Where does the word "mock" show up in the records? Copy every line that has it.

====== Records supplied ======

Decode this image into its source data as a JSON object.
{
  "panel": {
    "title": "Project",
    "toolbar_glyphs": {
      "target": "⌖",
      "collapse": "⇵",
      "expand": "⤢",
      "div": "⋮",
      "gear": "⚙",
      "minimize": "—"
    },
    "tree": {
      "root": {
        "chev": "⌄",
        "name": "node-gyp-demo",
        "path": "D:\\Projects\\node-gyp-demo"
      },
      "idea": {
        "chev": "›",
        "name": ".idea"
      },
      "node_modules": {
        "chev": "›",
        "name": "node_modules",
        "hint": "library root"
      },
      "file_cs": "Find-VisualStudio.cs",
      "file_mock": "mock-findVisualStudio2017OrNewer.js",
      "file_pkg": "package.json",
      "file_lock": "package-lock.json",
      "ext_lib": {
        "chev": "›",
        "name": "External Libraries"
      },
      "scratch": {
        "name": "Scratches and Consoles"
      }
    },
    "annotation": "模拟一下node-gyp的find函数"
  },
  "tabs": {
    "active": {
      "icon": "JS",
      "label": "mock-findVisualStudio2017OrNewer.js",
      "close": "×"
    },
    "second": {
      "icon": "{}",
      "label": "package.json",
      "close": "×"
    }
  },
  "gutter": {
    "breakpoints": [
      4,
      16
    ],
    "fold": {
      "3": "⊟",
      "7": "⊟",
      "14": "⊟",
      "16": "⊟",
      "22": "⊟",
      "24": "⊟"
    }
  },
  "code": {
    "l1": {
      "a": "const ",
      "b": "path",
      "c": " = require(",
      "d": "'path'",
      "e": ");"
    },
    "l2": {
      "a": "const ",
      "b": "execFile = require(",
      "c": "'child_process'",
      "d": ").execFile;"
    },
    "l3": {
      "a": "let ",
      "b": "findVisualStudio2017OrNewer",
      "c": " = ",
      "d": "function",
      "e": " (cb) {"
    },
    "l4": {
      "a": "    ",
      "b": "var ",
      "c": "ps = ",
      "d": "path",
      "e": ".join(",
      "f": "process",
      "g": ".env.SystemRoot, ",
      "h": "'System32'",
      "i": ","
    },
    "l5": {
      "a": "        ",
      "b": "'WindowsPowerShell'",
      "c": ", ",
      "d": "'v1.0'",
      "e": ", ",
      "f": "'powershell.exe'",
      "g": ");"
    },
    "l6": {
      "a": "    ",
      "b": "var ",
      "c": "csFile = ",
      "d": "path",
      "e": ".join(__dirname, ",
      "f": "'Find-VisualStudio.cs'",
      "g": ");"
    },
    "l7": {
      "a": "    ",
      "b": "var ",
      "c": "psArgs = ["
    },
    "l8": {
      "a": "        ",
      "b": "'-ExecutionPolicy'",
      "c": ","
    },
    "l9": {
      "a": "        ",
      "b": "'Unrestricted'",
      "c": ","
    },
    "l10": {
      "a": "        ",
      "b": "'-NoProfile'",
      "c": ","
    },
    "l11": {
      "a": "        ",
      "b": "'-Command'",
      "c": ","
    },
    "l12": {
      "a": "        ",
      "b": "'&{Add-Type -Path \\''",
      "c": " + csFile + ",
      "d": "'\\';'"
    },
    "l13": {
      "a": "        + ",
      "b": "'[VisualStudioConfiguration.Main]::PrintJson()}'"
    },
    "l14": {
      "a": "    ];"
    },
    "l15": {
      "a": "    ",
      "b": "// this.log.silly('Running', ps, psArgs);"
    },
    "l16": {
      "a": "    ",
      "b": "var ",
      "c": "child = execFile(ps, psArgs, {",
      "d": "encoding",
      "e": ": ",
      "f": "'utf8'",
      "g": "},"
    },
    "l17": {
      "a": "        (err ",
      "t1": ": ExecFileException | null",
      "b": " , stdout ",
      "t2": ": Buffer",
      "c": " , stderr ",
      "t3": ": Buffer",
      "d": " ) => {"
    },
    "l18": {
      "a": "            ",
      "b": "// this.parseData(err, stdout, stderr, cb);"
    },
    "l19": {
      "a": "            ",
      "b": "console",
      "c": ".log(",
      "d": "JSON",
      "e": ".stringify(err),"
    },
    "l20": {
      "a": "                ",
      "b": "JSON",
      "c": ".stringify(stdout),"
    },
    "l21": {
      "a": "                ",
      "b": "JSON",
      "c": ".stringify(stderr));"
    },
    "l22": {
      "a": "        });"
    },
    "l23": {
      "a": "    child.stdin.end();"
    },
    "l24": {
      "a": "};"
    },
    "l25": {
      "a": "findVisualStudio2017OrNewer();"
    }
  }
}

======

§ Your solution:
      "file_mock": "mock-findVisualStudio2017OrNewer.js",
      "label": "mock-findVisualStudio2017OrNewer.js",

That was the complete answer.